Just Five Minutes


This is Love.

To tell you the truth, it takes  a lot longer than FIVE minutes to type up an itty-bitty blog on my iPhone. Although, I haven’t tried to dictate the words to Siri, who still thinks “Raj” is “Rise” so I’m not holding my breath on that option.

Anyway, I write my first-five minute blog yesterday on the LIRR, heading to Manhattan, and Hubs sits next to me, amused. At first. After six. Then ten. Then twenty minutes of fixing all the words Auto-correct thinks I meant to say, I round out the five sentence story and hit SEND. Off to impress the socks off readers everywhere, because who doesn’t have five minutes to spare?

I promise to tell you all the details of our ultra-fun, topsy-turvy, full of “No way!… WAY!”-moments date, but first: The value of five minutes as I’ve experienced this past week, leading up to yesterday.

This past Tuesday, I make plans to attend a book reading of Ashok Rajamani, the author of the memoir “The Day My Brain Exploded” at a Barnes and Noble in the city.

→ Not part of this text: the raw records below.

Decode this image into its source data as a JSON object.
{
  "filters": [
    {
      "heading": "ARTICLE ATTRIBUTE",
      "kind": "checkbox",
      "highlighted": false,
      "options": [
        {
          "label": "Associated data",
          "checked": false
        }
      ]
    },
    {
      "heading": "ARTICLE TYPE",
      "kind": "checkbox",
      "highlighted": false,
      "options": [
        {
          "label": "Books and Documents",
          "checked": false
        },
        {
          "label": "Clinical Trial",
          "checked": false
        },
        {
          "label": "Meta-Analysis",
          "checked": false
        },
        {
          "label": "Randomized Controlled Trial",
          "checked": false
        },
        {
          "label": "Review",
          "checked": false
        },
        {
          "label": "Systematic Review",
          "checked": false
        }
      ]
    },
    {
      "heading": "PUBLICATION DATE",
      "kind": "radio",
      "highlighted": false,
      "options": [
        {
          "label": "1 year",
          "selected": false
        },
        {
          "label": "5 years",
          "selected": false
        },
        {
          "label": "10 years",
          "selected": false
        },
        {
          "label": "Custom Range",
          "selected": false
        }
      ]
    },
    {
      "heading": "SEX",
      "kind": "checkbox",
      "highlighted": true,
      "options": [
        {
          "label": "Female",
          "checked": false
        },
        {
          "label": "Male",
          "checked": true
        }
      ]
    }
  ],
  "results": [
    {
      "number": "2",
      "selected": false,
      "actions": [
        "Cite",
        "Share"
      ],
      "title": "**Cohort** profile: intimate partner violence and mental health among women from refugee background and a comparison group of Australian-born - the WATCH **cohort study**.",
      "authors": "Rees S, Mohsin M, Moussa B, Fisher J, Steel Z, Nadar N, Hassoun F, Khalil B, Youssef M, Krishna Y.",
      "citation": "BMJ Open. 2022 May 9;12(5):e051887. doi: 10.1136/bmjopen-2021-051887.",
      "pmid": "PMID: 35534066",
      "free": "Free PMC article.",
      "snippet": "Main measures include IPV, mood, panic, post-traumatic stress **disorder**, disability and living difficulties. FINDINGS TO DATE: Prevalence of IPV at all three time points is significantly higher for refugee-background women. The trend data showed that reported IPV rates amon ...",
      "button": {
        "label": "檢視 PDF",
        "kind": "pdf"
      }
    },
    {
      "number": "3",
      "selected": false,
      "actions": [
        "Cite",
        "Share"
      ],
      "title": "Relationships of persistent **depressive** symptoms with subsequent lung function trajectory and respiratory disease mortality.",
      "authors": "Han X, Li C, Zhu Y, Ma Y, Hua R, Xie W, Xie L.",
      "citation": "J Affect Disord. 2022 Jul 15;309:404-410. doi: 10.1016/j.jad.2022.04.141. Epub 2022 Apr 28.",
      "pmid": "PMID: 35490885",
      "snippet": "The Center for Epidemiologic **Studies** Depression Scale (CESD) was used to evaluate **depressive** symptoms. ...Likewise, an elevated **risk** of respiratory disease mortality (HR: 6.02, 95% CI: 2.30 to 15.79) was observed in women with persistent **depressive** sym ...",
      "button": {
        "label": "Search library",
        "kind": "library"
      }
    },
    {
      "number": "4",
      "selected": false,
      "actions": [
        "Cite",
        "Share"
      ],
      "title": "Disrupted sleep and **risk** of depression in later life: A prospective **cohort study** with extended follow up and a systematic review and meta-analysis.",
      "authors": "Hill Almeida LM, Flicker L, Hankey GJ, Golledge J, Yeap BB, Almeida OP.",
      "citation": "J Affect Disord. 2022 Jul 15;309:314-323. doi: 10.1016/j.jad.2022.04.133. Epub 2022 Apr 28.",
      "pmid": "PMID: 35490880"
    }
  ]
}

But I haven’t been to a bookstore in a while, so I decide to arrive plenty early to read and research popular Young Adult novels currently circulating the hands of teens. The train two minutes from my house, according to the LIRR website, leaves at 12:35PM. I leave my house at 12:27PM. Sure. I probably didn’t need to zap my coffee those last 30 seconds. But what can I say, sometimes a girl just has to have her coffee. Warm. Continue reading

A Man in His Ocean…Drowning

Photo Taken In Feb 2012

Walk into the hospital room and see Papa sitting on the edge of his bed with the lunch tray still in front of him. The pudding, ice cream and jello containers are empty. Sugar packets lay torn and scattered near his half full coffee mug. The salad sits untouched. 

“Rajdeep, you came?”
“Hi Papa. How are you?”
“Good. Good. Fine. I feel fine. Can you take me home now?”
“Not until the doctor says you’re okay to leave.”
“I feel fine. Good. I can go now.”
“Sorry Papa. I have to wait until the doctor says it’s okay.”

“Can you go and call the doctor then? Call him right away.” Papa is tugging at his I.V. as if it’s a chain.  Continue reading